▸ Task
Go through the entries below. Copy each line in which "duration" appears.

(Data begins)

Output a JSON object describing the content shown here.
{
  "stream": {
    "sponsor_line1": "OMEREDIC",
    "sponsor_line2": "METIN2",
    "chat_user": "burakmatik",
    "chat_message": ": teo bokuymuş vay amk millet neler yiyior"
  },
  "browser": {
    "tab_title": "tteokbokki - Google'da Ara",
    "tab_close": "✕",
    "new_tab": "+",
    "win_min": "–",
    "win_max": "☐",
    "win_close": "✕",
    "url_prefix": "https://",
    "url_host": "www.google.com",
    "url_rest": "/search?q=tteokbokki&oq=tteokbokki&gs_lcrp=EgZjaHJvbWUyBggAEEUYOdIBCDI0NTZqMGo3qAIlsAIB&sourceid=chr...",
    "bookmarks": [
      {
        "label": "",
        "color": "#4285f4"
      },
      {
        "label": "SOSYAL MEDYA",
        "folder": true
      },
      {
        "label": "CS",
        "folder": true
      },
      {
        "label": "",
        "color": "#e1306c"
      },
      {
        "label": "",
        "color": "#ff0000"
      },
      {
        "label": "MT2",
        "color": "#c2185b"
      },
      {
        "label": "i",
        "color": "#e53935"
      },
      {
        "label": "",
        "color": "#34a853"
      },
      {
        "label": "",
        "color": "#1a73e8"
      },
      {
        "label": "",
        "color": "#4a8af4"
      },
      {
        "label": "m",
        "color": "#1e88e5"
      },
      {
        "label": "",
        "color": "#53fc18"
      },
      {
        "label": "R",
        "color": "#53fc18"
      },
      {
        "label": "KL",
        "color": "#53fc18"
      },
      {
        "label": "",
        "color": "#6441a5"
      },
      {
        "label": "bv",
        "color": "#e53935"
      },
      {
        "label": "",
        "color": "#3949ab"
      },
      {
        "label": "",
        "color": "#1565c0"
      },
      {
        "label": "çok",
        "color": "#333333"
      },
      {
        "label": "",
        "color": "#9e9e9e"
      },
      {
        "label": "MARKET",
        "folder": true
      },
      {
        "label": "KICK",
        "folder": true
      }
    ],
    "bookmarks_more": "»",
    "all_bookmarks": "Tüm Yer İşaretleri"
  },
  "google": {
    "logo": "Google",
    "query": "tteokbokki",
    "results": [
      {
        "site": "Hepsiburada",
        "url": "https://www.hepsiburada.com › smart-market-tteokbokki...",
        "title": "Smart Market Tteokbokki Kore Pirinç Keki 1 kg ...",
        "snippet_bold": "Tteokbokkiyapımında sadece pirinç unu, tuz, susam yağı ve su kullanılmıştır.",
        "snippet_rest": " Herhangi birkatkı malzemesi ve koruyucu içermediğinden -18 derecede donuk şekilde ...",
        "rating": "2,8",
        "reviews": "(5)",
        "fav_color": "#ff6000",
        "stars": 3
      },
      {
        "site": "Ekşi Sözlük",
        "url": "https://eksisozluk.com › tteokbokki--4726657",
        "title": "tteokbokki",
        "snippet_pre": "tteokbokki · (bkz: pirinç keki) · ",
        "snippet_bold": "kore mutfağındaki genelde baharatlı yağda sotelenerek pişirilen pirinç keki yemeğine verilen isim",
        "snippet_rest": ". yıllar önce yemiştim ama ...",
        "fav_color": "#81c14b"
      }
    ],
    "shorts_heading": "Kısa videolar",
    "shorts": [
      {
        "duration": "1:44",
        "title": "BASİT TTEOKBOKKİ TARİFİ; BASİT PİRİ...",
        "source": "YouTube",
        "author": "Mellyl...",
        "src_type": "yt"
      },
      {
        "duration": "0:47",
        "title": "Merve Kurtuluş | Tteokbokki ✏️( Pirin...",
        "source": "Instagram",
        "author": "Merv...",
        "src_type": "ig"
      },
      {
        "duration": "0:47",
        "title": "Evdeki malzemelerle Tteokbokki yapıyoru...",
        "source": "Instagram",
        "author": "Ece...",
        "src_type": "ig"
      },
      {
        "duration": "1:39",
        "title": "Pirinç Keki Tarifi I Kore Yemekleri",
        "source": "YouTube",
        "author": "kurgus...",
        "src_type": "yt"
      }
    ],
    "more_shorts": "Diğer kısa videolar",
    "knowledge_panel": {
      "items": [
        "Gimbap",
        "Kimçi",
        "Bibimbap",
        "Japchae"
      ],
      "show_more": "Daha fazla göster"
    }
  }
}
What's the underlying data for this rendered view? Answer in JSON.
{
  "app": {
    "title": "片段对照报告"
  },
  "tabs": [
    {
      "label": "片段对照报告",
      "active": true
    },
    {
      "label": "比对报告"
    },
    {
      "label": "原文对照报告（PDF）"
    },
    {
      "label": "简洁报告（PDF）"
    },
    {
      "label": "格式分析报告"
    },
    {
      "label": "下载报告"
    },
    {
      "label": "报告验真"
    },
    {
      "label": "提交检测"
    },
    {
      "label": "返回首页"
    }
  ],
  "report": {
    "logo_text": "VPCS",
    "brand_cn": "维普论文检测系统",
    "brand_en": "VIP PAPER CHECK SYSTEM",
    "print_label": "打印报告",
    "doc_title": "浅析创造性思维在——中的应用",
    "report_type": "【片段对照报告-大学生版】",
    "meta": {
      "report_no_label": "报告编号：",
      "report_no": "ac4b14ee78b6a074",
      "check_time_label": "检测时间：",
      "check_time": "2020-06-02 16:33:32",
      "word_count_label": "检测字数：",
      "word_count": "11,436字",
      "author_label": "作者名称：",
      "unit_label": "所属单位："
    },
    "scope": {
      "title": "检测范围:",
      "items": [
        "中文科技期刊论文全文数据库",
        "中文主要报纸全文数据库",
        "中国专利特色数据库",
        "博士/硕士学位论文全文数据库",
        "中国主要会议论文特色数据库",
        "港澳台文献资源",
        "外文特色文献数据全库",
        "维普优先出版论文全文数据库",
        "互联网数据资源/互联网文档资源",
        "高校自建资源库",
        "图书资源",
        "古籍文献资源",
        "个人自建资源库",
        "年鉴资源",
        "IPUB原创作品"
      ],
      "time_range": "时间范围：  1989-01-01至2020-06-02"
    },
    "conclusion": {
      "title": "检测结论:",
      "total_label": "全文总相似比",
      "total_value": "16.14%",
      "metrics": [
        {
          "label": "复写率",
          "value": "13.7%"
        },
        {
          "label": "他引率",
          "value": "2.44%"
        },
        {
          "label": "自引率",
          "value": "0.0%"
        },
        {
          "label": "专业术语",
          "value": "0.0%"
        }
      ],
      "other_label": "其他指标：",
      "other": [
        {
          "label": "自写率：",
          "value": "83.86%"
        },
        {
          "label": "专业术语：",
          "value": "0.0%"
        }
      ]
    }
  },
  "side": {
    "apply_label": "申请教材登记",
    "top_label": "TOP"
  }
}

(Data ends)

▸ Output of the task
        "duration": "1:44",
        "duration": "0:47",
        "duration": "0:47",
        "duration": "1:39",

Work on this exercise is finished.